Amazon has received an impressive blow in the European arena after Italian courts imposed a huge antitrust fine against the giant, amounting to 1.1 billion euros, last Thursday, for misusing its dominance in the market.

European Union lawmakers have made a real breakthrough in how to target big tech companies, including Google and Apple, as part of Brussels' moves to curb antitrust practices, the Financial newspaper reported. The Financial Times finally.

The Italian punishment comes after a series of strikes suffered by American technology giants in Europe in the past few months, and in general, the European Union countries accuse American technology giants such as Google, Apple, Facebook, Amazon and Microsoft of 5 major charges. They are: not paying enough taxes, stifling competition, misuse of personal data, theft of media content, and threatening democracy with spreading false news, France24 recently reported.

stifle competition

American digital giants - collectively called GAFAM - are regularly criticized for dominating the market by driving out competitors and nipping them in the bud.

The European Union imposed fines totaling 8.25 billion euros on Google for abusing its dominant market position across many of its products.

Last month, the General Court of the European Union in Luxembourg fined Google €2.4 billion imposed in 2017 for abusing its power over its online shopping competitors.

The European Union also fined Microsoft 561 million euros in 2013 for imposing the Internet Explorer search engine on Windows 7 users.

Amazon, Apple and Facebook are targets of EU investigations into possible violations of competition rules.

The European Union has also revealed plans to impose hefty fines of up to 10% of sales on technology companies that violate competition rules, which could lead to their undoing.

The European Union, through the General Data Protection Regulation for 2018, led a crackdown on technology companies, and the regulation has since become an international reference (Al-Jazeera)


Germany, France, Italy and Spain won a major victory last June when the Group of Seven (G7) countries agreed to a minimum global corporate tax rate of at least 15%, primarily targeting tech giants that were paying little or no tax on Launching complex tax evasion schemes.

In one of the most notorious cases, the European Commission found in 2016 that Ireland granted "unlawful tax benefits to Apple", ordering the company to pay €13 billion in benefits to Irish taxpayers.

After an EU court later ruled in Apple's favour, the commission went to the European Court of Justice to appeal.

The following year, Amazon was asked to pay €250 million to Luxembourg for similar alleged violations there, and although that was overturned by the EU General Court in May this year, the European Court of Justice will hear the appeal.

Personal data

Tech giants are regularly criticized for how they collect and use personal data.

The European Union led the charge to rein them in with the 2018 General Data Protection Regulation, which has since become an international reference.

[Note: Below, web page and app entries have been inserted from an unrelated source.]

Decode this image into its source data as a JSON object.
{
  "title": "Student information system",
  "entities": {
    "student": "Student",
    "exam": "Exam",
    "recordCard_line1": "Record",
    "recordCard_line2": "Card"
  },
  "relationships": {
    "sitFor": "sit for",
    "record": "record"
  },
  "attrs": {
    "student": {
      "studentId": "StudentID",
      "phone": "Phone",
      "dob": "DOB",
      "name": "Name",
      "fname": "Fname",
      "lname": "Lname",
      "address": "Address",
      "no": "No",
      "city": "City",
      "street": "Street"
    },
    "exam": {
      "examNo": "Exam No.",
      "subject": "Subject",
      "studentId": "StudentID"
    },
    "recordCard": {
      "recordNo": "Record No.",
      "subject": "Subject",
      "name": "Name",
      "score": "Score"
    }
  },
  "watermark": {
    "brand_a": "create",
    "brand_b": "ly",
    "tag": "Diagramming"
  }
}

According to this regulation, technology companies must seek consent when they collect personal information, and they may not use data collected from multiple sources for user profiles involuntarily.

Luxembourg authorities fined Amazon 746 million euros last July for violating European Union data protection rules.

After Twitter was fined nearly €500,000, the Irish regulator opened an investigation against Facebook in April after the personal data of 530 million users was hacked.

France also fined Google and Amazon a total of 135 million euros for violating the rules on computer cookies.

Social networks accused of failing to rein in misinformation and hate speech (Shutterstock)

Fake news and hate speech

Social networks are often accused of failing to rein in misinformation and hate speech.

The European Parliament and member states have agreed to compel these platforms to remove content that incites violence and hatred between people and peoples, and do so within one hour.

EU rules now also ban the use of algorithms to spread false information and hate speech, which some major platforms are suspected of doing in order to increase ad revenue.

Pay for content

GAFAM is accused by the media of making money from journalistic content without sharing the revenue.

To address this, European Union law in 2019 created a form of copyright called “neighboring rights,” which would allow news platforms and websites to claim compensation for the use of their content.

After initial resistance, Google signed payments for content agreements with several French newspapers last year, a world first.

However, this did not prevent the company from being fined half a billion euros by the French competition authority in July for failing to negotiate "in good faith" with news organizations, and the company has appealed this ruling.

And the battle is still going on, most intensely in the European arenas, against the invasiveness of technology companies, and their attempt to earn huge amounts of money without paying almost anything in return.